“Accessibility features need to be embedded in the way we work, whether in the office or remotely, this is essential. Some of the key examples are features like text-to-speech that can read text out loud or speech-recognition, so helpful for people with limited vision.”.
Further, we need to incorporate all human value. 50-75% of Autistic people also have learning disabilities (AKA intellectual disabilities) yet this group are often left out of workplace inclusion and research innovations. We seem to be ‘top slicing’ at the moment, and not fully embracing the changes that technological advances could precipitate. By rebranding Autism as the nerdy tech worker, we may have inadvertently excluded many autistic people from the discourse, when actually now is the moment for bringing people in.
Let’s Make Inclusion Universal
It’s great that the Neurodiversity at Work paradigm has flipped the narrative from disability inclusion being a public service project to a bona fide talent pipeline. The work of early adopters in this space has set the bar high. However, for the many employers now trying to replicate and imitate, we need to do some careful thinking.
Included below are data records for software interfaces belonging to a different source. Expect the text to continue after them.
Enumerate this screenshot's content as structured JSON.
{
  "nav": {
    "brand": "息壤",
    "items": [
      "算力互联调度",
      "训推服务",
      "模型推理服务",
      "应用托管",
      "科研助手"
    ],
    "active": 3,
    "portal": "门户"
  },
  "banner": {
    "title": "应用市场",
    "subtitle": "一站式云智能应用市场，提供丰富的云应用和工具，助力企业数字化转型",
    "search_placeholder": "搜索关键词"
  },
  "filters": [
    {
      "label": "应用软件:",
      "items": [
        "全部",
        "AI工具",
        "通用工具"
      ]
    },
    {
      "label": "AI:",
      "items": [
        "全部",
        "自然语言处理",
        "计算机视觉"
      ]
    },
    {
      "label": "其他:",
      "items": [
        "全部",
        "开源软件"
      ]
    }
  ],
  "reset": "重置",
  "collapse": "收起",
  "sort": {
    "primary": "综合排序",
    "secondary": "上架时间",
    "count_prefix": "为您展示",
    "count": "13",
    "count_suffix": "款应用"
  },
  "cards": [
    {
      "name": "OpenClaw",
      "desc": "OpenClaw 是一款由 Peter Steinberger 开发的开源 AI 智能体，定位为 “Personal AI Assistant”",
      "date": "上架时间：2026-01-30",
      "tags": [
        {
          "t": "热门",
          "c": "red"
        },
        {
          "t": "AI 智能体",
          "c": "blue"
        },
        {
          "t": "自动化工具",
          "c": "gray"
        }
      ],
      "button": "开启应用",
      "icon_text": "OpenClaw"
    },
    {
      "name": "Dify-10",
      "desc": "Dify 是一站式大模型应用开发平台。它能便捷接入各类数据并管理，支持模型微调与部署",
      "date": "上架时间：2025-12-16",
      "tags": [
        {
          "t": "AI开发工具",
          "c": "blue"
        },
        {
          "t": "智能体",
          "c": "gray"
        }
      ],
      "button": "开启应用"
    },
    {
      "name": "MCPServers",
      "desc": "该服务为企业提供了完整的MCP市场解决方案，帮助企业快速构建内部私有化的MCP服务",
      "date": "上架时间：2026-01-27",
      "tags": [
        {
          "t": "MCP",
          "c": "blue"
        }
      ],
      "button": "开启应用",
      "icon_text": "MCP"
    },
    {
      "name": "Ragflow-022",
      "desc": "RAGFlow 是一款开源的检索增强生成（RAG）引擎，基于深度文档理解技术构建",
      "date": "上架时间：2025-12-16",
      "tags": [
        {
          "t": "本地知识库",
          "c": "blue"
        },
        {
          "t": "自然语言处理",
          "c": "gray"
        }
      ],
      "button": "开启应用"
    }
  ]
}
If these programs become the only way in which only Autistic people can be included in the workplace, will they look more like segregation than inclusion. Is it any different to trying to increase racial diversity by hiring Chinese people into finance because we’ve heard they are good at math? We need to challenge, expand and research these initiatives before rolling them out wholesale.
The principle behind Neurodiversity is the value of all neuro-variants, this is where we need the management and recruitment science to bring in better links from unusual or specialist thinker, to job redesign, to output focused performance assessment. Contact the Centre for Neurodiversity Research at Work if you’d like to be involved in making inclusion universal and embedded in Human Resources and management practice.